**Assigned task:**
Each line below should be written out again without any change.

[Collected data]
********

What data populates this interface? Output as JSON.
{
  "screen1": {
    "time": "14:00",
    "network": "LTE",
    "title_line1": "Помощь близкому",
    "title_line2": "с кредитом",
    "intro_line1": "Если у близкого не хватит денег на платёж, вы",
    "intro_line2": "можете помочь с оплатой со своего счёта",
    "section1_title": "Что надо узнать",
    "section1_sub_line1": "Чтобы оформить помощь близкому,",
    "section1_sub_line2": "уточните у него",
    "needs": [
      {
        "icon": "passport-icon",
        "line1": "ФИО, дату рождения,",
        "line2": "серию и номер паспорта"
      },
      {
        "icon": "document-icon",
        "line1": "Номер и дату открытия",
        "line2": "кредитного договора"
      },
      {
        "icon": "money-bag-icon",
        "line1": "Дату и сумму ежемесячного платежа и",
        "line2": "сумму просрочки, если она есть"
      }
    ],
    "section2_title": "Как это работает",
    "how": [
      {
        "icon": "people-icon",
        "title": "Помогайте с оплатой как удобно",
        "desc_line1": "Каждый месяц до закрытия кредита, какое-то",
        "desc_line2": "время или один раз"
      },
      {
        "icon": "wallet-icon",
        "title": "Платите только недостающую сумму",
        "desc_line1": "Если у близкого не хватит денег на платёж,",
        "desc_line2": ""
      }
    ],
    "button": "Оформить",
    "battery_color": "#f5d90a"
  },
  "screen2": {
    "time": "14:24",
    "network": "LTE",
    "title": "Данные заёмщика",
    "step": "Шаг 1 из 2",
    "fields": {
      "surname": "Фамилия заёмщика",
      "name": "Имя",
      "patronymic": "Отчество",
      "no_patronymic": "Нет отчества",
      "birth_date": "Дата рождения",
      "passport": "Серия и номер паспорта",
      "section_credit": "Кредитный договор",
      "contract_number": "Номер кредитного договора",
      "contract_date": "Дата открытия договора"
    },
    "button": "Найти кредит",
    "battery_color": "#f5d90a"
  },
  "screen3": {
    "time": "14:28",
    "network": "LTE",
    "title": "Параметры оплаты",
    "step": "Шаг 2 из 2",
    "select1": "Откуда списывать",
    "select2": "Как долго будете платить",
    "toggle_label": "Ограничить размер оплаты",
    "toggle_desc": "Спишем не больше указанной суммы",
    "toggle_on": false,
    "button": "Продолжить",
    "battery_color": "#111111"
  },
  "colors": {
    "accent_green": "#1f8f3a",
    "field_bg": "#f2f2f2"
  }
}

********

**Answer for this exercise:**
What data populates this interface? Output as JSON.
{
  "screen1": {
    "time": "14:00",
    "network": "LTE",
    "title_line1": "Помощь близкому",
    "title_line2": "с кредитом",
    "intro_line1": "Если у близкого не хватит денег на платёж, вы",
    "intro_line2": "можете помочь с оплатой со своего счёта",
    "section1_title": "Что надо узнать",
    "section1_sub_line1": "Чтобы оформить помощь близкому,",
    "section1_sub_line2": "уточните у него",
    "needs": [
      {
        "icon": "passport-icon",
        "line1": "ФИО, дату рождения,",
        "line2": "серию и номер паспорта"
      },
      {
        "icon": "document-icon",
        "line1": "Номер и дату открытия",
        "line2": "кредитного договора"
      },
      {
        "icon": "money-bag-icon",
        "line1": "Дату и сумму ежемесячного платежа и",
        "line2": "сумму просрочки, если она есть"
      }
    ],
    "section2_title": "Как это работает",
    "how": [
      {
        "icon": "people-icon",
        "title": "Помогайте с оплатой как удобно",
        "desc_line1": "Каждый месяц до закрытия кредита, какое-то",
        "desc_line2": "время или один раз"
      },
      {
        "icon": "wallet-icon",
        "title": "Платите только недостающую сумму",
        "desc_line1": "Если у близкого не хватит денег на платёж,",
        "desc_line2": ""
      }
    ],
    "button": "Оформить",
    "battery_color": "#f5d90a"
  },
  "screen2": {
    "time": "14:24",
    "network": "LTE",
    "title": "Данные заёмщика",
    "step": "Шаг 1 из 2",
    "fields": {
      "surname": "Фамилия заёмщика",
      "name": "Имя",
      "patronymic": "Отчество",
      "no_patronymic": "Нет отчества",
      "birth_date": "Дата рождения",
      "passport": "Серия и номер паспорта",
      "section_credit": "Кредитный договор",
      "contract_number": "Номер кредитного договора",
      "contract_date": "Дата открытия договора"
    },
    "button": "Найти кредит",
    "battery_color": "#f5d90a"
  },
  "screen3": {
    "time": "14:28",
    "network": "LTE",
    "title": "Параметры оплаты",
    "step": "Шаг 2 из 2",
    "select1": "Откуда списывать",
    "select2": "Как долго будете платить",
    "toggle_label": "Ограничить размер оплаты",
    "toggle_desc": "Спишем не больше указанной суммы",
    "toggle_on": false,
    "button": "Продолжить",
    "battery_color": "#111111"
  },
  "colors": {
    "accent_green": "#1f8f3a",
    "field_bg": "#f2f2f2"
  }
}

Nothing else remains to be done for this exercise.